◆ Data shown

--- --- ---

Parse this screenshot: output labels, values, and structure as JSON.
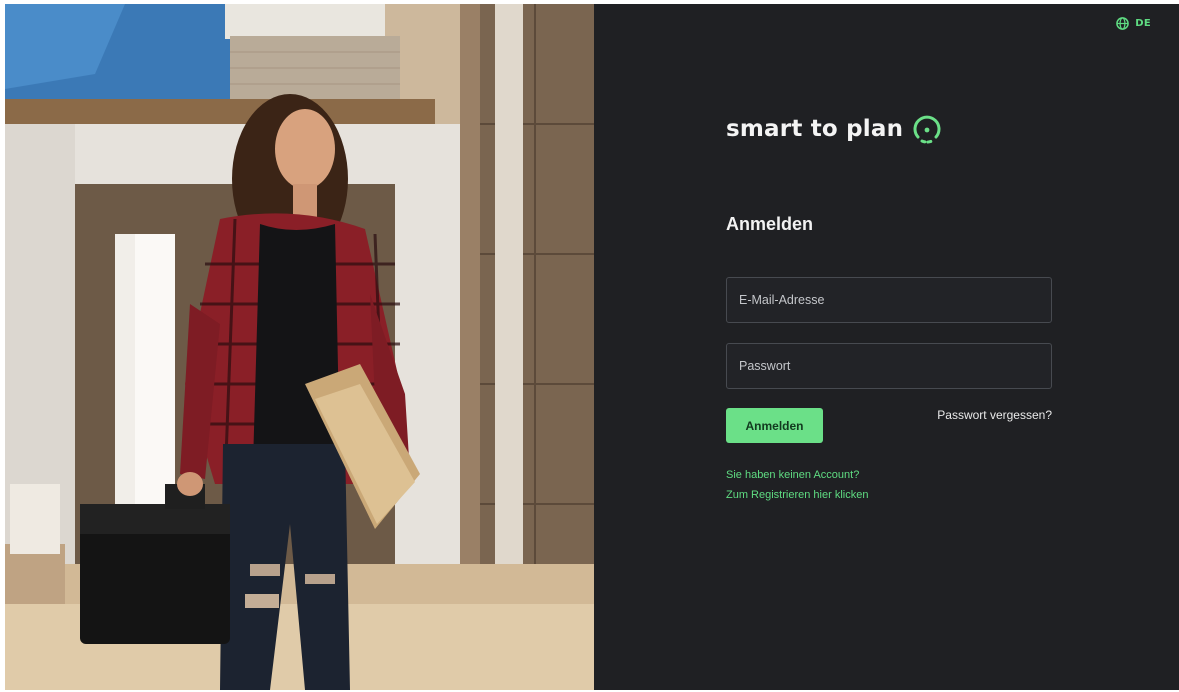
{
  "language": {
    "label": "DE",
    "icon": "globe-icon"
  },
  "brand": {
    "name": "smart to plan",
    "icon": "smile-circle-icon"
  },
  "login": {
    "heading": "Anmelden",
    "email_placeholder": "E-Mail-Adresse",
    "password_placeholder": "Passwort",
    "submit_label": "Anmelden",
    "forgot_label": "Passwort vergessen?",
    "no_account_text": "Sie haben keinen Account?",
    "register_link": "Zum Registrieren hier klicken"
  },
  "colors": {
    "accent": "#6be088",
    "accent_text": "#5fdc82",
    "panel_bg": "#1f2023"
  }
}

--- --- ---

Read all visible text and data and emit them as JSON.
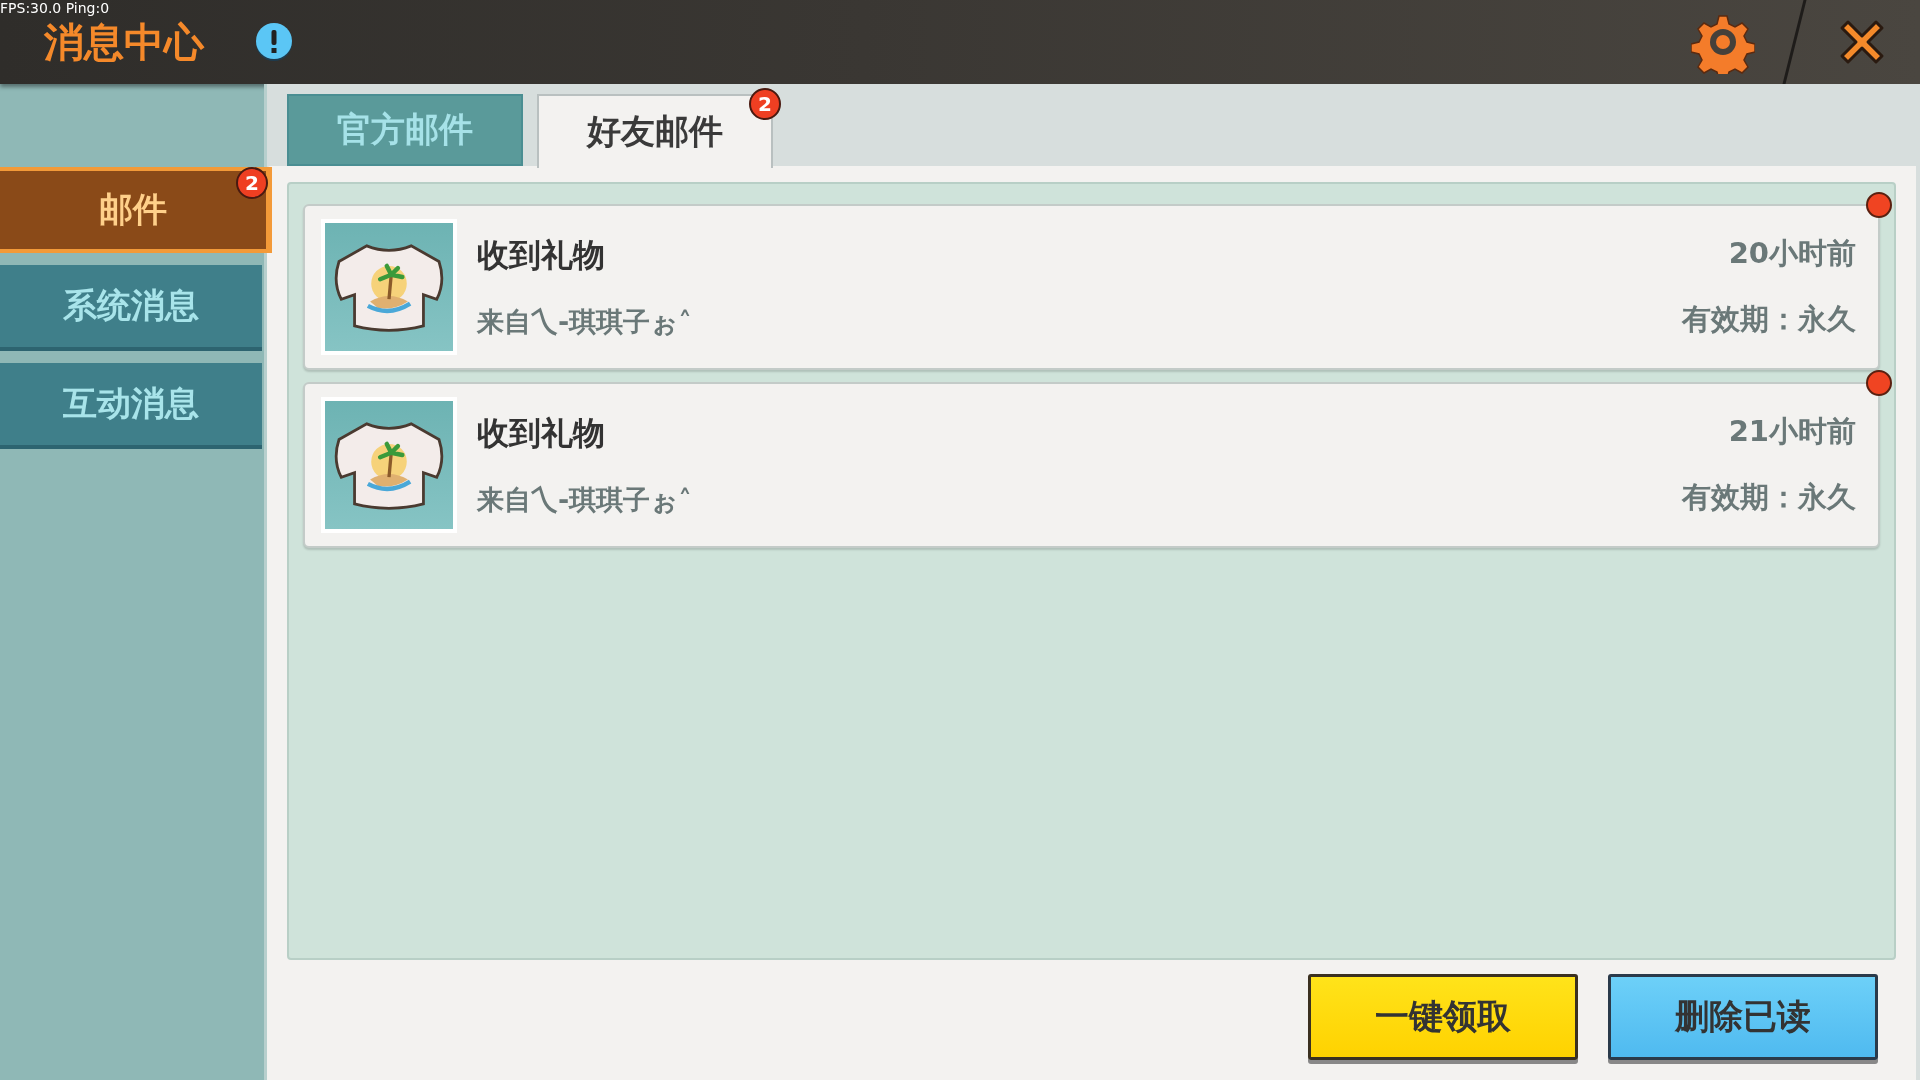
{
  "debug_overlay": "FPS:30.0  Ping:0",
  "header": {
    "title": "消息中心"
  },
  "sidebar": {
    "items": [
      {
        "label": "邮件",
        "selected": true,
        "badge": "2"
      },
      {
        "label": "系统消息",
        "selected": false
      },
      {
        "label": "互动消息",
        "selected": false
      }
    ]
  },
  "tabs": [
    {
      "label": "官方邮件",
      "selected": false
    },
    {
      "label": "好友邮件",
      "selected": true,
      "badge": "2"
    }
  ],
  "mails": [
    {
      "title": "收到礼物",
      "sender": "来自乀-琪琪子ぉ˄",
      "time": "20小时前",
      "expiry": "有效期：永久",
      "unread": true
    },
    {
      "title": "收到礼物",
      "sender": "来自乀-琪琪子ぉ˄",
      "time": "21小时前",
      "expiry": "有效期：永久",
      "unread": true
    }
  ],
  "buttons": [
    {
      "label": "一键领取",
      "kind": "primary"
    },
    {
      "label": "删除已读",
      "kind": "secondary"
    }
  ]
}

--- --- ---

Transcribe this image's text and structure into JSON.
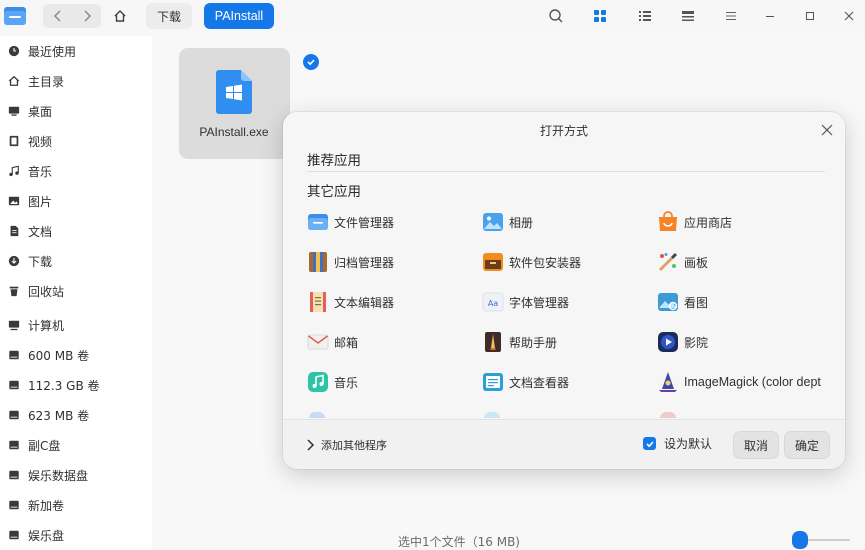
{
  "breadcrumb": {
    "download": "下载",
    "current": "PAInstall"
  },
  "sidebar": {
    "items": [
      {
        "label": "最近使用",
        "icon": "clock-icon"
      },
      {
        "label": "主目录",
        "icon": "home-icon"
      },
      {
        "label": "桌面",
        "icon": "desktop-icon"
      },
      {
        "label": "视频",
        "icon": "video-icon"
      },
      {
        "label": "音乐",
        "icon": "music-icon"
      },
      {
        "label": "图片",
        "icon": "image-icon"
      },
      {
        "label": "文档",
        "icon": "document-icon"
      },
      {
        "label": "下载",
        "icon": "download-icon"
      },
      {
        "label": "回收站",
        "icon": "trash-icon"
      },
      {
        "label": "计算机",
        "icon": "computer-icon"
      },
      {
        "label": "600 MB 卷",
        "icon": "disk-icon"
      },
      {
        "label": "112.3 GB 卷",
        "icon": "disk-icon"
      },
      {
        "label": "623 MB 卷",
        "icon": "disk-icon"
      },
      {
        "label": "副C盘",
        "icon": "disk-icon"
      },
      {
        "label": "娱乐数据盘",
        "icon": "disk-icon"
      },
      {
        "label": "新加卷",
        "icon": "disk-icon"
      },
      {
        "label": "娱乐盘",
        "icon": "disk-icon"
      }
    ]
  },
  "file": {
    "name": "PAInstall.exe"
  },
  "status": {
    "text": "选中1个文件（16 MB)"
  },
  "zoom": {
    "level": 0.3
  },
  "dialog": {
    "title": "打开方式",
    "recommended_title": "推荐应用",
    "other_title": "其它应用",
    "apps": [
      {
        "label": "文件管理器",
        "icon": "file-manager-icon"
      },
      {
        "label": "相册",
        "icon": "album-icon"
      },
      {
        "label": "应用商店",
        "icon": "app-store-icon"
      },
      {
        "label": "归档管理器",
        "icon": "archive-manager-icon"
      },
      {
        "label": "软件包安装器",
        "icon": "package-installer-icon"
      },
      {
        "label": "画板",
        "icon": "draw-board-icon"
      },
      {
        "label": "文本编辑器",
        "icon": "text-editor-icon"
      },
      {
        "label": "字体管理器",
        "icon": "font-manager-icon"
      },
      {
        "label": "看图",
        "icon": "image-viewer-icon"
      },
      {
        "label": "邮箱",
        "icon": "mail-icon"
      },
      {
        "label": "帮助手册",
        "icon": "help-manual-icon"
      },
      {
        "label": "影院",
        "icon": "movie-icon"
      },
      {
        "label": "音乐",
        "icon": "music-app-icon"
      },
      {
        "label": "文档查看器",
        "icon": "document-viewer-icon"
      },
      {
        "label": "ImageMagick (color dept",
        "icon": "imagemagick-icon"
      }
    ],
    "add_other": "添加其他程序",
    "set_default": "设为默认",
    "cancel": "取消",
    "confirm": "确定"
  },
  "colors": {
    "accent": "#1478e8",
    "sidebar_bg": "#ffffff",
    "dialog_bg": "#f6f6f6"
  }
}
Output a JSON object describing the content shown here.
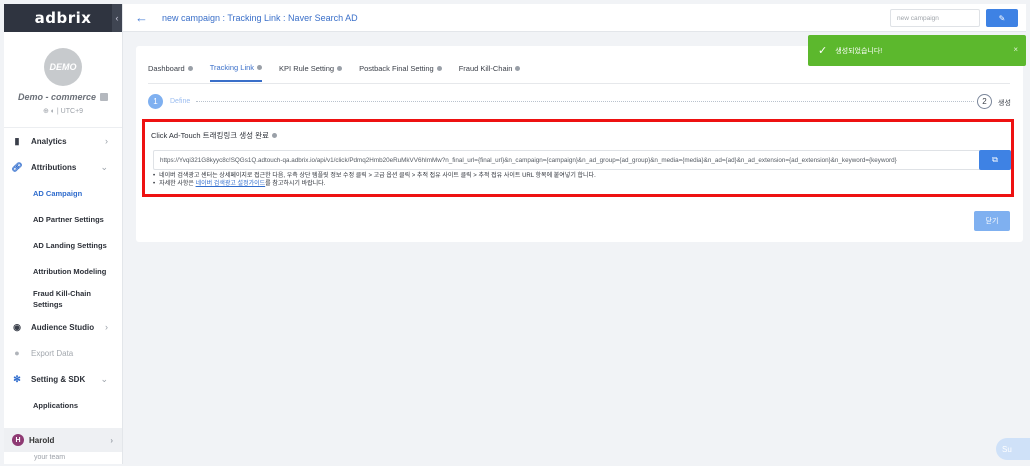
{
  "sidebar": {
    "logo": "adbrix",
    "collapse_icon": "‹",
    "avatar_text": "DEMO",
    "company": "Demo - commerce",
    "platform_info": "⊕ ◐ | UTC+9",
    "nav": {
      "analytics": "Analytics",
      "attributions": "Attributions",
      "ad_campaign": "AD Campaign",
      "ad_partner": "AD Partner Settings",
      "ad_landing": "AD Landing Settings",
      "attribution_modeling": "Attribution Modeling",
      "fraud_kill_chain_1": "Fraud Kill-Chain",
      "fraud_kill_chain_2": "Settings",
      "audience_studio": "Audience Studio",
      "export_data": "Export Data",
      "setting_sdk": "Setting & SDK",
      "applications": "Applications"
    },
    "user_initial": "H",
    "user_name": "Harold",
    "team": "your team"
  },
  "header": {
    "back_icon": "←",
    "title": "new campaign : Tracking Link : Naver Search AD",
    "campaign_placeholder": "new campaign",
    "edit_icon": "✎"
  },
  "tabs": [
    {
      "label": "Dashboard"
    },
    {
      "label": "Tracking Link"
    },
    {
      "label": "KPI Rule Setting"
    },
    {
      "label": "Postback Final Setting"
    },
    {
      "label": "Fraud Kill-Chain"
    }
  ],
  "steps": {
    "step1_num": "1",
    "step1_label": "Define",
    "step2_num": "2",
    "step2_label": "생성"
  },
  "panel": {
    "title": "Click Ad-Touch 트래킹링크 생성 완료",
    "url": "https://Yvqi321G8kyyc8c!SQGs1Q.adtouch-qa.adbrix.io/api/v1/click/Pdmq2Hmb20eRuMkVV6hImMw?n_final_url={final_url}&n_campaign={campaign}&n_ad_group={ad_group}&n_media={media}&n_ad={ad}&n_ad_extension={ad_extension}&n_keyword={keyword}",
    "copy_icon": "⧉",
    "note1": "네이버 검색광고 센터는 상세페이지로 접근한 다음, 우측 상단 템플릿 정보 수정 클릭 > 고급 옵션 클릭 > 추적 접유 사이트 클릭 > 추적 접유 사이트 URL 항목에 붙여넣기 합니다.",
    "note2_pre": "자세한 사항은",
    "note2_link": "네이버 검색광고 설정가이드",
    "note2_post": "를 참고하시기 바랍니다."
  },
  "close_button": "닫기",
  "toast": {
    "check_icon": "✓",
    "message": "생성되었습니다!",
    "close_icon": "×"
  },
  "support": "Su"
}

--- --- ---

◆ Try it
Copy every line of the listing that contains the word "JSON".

◆ Result
Parse this screenshot: output labels, values, and structure as JSON.
Read all visible text and data and emit them as JSON.
Transcribe this image's text and structure into JSON.
Output a JSON object describing the content shown here.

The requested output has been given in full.